Editorial BoardAugust 13, 2015The New York Times
The Defense Department earlier this summer released a comprehensive manual outlining its interpretation of the law of war. The 1,176-page document, the first of its kind, includes guidelines on the treatment of journalists covering armed conflicts that would make their work more dangerous, cumbersome and subject to censorship. Those should be repealed immediately.

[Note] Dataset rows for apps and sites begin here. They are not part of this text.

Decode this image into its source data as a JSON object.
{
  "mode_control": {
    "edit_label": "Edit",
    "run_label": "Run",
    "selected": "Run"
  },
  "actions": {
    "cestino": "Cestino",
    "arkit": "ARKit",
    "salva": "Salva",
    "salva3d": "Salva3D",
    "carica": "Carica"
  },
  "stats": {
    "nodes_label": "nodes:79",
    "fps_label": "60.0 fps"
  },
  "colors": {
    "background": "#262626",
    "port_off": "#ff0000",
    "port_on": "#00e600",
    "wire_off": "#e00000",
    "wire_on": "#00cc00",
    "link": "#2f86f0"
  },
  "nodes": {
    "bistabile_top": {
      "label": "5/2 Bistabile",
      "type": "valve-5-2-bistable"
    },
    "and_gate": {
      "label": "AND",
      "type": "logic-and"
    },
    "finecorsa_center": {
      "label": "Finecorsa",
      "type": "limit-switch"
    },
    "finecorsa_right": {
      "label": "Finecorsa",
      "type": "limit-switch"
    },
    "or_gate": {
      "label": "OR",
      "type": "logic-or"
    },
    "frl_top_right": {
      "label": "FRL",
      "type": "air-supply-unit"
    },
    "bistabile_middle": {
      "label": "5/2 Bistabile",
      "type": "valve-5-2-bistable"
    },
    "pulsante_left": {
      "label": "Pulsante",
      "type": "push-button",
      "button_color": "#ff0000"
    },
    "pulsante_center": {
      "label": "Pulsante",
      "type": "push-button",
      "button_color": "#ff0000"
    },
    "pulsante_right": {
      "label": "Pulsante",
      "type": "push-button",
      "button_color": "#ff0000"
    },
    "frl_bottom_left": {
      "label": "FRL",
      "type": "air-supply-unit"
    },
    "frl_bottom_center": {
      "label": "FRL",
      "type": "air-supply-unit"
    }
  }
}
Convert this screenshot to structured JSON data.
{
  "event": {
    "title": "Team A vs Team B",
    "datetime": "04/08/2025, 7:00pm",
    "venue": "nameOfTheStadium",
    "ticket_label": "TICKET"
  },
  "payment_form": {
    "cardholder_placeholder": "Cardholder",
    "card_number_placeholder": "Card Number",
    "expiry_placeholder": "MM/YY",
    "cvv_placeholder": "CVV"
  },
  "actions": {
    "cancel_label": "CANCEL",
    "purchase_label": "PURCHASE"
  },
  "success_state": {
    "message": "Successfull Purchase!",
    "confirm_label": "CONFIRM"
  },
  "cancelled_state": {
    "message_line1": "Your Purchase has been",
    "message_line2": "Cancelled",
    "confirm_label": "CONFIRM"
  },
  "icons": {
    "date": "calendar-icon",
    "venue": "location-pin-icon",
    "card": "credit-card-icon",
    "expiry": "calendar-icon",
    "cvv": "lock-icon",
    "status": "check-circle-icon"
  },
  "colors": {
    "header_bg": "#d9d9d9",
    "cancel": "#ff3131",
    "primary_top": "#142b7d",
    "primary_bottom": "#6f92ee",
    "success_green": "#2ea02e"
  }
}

StaffAugust 12, 2015NewsGuild-CWA Two Special Assignment Organizers Project duration 1-2 years Locations: New York City and Washington, DC TNG-CWA is seeking experienced, self-motivated organizers to work with digital media workers. The NewsGuild-Communications Workers of America represents over 22,000 news media workers in the US and Canada. Our members work in all areas of the news industry, including print, broadcast and digital operations. Key responsibilities: o Initiate and pursue organizing leads among digital media workers. o Direct organizing committee work: keep the committee members on track, motivate them, give them a realistic assessment of progress and inoculate them on employer tactics. o Work with local leaders to identify and encourage local members to participate in organizing campaigns and build support for organizing. o Assess workers’ support of the union, identify and recruit potential committee members, facilitate committee meetings, and help committee determine timing for going public. o Run campaigns with minimal assistance, motivate and dig out committee members, work in a team with other organizers involved in the campaign. o Track, compile and analyze campaign data; continuously assess progress of campaign, and develop plans and ideas to move through and over walls. o Train organizing committee members. o Work effectively with local and national leaders on priority campaigns. A qualified candidate will: o Have at least 3 years organizing experience. o Be willing to work weekends and long, irregular hours. o Be able to travel to work locations away from home by car and plane, as needed. o Communicate effectively verbally, in writing, in electronic transmissions and by social media. o Have a solid working knowledge of systematic organizing, ability to use charts and lists and other tools to gather, analyze, and share information about a campaign. o Have a fundamental commitment to building a diverse and democratic labor movement. o Be able to communicate effectively and establish a rapport with workers of diverse backgrounds and demographics. o Move people to make specific, concrete, commitments and take action. Salary and Benefits Pay: $60,000 to $75,000 (subject to experience and negotiated increases) Medical and dental insurance 401k with match Union representation Application Deadline: August 27, 2015 How to apply: Interested candidates should provide a cover letter, resume and at least two references to NewsGuild President Bernie Lunzer at firstname.lastname@example.org. Candidate should indicate whether the application is for the New York or DC position.